Many are digging in their Tar Heels. “I plan on staying here the rest of my life,” Galloway, 55, said. He is very concerned that industrial zoning boosts property values for much if not all of the rezoned area. In theory that helps those who sell, if they get near the asking price.
But those who prefer to stay are apt to pay more to remain, if their values also increase. Galloway said an assessor’s worker “said my value would go up. But it’d be a slighter reduction, as long as it’s kept as a residence. But the more businesses that come in, the higher the figure will be.” He noted a nearby 14.42-acre industrial tract is among those on the market.
Galloway said his assessment has been $190,000 including a barn, at $25,000 for the acre, off McMurray Road and $15,000 per acre after that. “I have three acres in front of my house. I wouldn’t sell you my land, without selling you my house. But no one will buy (such) a house on one acre for $300,000” when its priced at industrial-use levels and approaching “$100,000 (per acre) for the land.”
The two existing industrial sites by him are assessed at $85,000 and $72,000 per acre, according to the tax assessor’s office, he said. He fears the next tax assessment, slated in three years.

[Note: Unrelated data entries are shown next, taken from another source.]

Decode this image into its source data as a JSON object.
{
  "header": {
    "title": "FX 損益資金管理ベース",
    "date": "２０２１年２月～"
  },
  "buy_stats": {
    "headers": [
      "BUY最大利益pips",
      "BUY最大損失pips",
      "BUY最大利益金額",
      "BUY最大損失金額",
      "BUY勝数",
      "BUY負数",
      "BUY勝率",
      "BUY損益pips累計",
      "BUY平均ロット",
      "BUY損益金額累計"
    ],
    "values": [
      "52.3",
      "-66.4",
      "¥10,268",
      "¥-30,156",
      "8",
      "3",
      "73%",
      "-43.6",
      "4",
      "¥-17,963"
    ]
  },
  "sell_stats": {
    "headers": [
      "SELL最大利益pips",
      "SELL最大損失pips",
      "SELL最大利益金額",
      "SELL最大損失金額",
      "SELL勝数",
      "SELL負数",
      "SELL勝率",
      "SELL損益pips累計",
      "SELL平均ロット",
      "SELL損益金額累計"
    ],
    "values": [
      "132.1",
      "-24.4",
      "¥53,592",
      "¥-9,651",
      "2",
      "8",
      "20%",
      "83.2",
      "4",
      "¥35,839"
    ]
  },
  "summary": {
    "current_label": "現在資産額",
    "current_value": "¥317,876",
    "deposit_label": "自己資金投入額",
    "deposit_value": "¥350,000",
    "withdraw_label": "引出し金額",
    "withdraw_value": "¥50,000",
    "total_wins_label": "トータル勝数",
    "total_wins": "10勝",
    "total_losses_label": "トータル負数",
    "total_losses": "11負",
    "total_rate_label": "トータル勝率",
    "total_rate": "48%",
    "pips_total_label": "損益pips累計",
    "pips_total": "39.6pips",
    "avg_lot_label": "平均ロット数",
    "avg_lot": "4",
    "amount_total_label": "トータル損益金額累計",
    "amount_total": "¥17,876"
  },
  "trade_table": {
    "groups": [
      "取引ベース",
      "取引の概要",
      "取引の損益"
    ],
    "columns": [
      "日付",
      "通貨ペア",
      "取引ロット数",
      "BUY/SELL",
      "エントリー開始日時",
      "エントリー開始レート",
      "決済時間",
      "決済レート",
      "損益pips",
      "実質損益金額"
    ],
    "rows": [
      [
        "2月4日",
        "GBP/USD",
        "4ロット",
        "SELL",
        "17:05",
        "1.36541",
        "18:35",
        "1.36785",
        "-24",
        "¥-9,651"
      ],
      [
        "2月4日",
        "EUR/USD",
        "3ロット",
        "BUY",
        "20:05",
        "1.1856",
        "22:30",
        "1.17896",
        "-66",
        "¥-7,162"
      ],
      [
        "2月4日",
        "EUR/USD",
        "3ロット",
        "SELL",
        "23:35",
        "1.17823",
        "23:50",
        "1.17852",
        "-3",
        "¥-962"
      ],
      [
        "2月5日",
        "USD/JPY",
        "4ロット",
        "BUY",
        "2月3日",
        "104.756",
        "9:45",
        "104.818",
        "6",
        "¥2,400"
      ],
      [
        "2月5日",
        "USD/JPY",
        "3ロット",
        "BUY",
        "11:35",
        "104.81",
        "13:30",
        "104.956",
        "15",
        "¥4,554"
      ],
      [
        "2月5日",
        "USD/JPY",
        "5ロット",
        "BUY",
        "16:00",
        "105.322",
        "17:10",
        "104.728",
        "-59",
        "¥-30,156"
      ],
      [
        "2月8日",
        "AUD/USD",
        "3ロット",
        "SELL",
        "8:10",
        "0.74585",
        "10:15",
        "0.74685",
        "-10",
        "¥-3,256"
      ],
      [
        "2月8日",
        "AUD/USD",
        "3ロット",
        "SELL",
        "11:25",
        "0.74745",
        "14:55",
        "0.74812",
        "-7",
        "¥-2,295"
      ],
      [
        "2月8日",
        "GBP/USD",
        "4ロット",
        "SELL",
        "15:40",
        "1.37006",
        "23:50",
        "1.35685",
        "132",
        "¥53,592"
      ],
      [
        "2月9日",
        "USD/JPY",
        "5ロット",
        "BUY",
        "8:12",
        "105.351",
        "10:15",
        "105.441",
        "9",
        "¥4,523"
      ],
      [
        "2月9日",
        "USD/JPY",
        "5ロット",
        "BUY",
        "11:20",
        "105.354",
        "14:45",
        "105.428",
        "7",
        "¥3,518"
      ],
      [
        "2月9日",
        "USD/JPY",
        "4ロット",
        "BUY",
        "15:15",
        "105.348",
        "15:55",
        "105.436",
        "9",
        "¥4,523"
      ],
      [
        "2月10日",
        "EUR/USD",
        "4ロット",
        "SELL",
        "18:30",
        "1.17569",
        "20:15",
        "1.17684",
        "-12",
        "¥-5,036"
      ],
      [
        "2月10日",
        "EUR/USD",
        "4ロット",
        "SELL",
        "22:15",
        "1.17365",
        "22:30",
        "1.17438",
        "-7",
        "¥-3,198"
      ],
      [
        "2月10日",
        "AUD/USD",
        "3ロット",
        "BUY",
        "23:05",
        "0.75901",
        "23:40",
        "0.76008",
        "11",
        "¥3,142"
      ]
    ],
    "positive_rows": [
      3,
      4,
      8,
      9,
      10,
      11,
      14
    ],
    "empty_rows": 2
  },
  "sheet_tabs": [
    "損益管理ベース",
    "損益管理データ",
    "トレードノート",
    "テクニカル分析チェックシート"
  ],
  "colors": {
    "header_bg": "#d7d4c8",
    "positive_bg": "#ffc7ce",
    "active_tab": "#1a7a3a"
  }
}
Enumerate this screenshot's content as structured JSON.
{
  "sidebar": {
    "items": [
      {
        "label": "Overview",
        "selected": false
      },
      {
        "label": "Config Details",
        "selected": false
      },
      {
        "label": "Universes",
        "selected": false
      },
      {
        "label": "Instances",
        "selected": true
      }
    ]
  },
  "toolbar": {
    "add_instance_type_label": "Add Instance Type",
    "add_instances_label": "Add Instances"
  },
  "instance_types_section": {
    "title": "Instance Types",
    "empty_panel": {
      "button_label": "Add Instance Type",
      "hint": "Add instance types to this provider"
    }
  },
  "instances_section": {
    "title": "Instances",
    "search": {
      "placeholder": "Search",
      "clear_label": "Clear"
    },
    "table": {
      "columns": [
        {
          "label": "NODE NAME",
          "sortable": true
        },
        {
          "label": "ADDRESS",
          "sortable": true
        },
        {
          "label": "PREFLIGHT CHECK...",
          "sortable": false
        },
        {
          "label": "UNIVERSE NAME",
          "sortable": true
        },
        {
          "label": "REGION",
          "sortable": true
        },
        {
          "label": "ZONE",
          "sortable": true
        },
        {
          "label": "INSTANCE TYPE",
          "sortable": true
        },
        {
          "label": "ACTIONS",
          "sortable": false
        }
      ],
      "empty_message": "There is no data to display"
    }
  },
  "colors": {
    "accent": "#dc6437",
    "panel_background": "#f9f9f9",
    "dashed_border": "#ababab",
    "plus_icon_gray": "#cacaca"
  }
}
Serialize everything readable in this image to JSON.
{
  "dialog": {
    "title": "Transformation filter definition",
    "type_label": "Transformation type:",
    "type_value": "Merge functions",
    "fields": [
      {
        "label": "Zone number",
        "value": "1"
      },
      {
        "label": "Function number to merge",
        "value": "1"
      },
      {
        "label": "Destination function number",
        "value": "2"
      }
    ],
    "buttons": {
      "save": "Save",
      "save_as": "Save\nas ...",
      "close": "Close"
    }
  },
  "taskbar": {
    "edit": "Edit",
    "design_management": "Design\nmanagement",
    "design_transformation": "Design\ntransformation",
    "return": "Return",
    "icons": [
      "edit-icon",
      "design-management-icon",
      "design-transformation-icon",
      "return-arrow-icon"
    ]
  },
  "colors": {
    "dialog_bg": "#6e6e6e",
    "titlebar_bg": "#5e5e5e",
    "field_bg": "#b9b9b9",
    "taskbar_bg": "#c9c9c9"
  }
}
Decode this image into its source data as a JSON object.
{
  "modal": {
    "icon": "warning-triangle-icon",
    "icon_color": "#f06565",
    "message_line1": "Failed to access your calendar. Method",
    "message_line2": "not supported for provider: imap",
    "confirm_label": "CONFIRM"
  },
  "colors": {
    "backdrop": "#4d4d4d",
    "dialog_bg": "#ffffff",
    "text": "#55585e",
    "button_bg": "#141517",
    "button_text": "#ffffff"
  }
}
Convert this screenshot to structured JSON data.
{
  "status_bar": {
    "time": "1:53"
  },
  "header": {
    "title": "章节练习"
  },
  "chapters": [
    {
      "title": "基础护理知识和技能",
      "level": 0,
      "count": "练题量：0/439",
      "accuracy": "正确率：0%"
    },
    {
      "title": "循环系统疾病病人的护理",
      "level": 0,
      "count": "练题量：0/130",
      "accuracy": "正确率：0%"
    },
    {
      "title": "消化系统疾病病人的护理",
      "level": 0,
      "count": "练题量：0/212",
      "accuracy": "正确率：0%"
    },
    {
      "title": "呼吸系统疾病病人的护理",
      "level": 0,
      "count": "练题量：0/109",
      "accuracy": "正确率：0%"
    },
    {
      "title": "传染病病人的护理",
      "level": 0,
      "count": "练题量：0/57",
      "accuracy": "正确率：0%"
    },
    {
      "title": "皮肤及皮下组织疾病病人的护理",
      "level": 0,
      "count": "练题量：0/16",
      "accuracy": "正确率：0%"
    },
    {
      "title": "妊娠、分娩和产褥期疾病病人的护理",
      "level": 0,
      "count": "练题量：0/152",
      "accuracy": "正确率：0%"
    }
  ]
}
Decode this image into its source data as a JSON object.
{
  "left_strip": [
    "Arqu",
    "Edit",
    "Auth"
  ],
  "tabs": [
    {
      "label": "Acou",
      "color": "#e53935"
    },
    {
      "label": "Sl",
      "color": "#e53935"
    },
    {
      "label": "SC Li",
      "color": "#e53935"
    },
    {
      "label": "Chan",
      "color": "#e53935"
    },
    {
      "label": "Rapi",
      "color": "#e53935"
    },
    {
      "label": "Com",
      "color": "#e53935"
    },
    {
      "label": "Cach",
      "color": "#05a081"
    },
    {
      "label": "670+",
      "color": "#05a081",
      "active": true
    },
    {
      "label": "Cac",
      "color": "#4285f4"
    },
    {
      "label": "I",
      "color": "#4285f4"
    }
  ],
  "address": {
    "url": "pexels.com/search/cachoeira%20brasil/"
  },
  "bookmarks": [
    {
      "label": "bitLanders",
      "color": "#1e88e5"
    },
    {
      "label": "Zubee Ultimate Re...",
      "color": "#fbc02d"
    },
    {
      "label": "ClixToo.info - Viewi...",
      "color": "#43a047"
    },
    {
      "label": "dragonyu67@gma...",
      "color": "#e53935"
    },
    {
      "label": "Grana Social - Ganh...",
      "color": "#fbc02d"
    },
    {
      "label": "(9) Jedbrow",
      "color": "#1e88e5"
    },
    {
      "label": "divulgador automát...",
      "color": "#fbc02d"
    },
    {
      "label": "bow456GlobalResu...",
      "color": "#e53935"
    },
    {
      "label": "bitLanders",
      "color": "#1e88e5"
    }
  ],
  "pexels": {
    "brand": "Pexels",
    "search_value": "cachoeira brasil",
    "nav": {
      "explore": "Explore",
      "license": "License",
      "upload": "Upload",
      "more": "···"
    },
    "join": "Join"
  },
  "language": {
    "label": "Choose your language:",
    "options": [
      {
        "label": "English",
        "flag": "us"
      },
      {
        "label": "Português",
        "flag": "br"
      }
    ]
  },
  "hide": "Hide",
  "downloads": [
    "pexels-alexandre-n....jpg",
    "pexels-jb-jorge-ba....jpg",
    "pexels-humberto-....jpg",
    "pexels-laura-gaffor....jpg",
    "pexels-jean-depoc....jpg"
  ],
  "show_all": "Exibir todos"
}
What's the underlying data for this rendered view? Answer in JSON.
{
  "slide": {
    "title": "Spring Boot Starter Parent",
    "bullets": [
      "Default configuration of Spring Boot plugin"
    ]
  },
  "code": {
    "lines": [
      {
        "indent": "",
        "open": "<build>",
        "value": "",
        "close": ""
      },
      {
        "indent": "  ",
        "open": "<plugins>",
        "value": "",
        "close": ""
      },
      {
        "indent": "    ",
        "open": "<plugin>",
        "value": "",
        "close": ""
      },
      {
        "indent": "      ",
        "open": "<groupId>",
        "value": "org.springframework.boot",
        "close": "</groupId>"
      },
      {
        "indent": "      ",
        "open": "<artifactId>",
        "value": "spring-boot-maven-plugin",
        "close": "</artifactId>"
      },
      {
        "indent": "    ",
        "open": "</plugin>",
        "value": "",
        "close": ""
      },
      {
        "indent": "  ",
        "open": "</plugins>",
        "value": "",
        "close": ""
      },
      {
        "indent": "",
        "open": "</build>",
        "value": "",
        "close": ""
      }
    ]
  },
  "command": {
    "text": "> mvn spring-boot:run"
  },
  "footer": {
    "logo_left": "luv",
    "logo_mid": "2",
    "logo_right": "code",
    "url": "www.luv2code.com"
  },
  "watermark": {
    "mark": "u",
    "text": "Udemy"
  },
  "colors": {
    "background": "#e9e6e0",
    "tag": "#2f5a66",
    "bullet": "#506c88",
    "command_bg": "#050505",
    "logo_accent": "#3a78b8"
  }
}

Seven of Galloway’s 10 acres were rezoned industrial. He built his home in 2000. The land has been in his wife Donna’s Edmundson family for at least three generations. Four years ago, they gave part of their land to their eldest daughter and she lives there in another, two-story house.
They were going to give their daughter Melissa Galloway land behind their house as a wedding gift this fall, for her to put in a modular house. But now that is disallowed, in an industrial zone.
“That puts a burden on her,” Russell said. “She’d have to buy a piece of land. Why, if we have a piece she can use for free?”
Flooding by McMurray Road looms as a pivotal issue, to the extent it increases along with industrialization. Mitchell said there is no acute flooding “ that we are aware of,” but deferred to county engineering.
Galloway said Coastal AgroBusiness’ retention pond produces a “river” of rainwater out its large culvert pot, during heavy rains. He said water runs through the middle of a nearby orchard into the creek, then the creek floods much of their yards.
“It washes driveways away, and washes culverts out,” he said after recent heavy rain. “I took my tractor to my neighbor’s drive, to fix his culvert. The water can’t get out now. It’s like a swamp.”
He reasons much of the land up for rezoning is “not fit for industry. The more you put in, the worst the flooding becomes. They gotta have businesses going. That’s all well and good. But this should be kept as farm land. Nobody farms it, because everybody is elderly. Nobody wants to sell their land. They want to use it as they want, and for their kids or grandkids to live on.”